Action item: Go through the records and count the lines where the string "screenshot" occurs. Reply with the number only.

Start of Supplied entries

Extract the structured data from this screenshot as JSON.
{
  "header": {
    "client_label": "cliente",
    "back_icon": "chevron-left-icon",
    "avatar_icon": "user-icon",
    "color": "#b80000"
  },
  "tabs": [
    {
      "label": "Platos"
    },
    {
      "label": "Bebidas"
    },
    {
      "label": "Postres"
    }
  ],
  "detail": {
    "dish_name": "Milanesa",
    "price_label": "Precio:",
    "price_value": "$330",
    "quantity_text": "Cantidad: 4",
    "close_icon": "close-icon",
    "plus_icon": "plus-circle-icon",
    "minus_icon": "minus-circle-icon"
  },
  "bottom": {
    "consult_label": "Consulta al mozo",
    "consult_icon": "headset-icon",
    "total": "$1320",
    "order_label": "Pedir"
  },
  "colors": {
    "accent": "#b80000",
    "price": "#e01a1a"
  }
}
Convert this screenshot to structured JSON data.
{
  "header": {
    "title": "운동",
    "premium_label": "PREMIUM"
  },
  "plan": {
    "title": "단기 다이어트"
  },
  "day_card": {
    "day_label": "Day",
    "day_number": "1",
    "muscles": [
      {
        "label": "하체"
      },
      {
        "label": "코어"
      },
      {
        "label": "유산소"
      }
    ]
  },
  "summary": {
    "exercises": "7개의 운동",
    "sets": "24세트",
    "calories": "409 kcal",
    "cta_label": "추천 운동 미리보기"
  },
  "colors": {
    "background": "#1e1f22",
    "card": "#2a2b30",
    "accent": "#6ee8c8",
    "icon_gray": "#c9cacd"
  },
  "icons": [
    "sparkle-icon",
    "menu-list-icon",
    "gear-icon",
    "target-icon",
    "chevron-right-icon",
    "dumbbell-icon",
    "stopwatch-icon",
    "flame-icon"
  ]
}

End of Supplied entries

Solution below: 2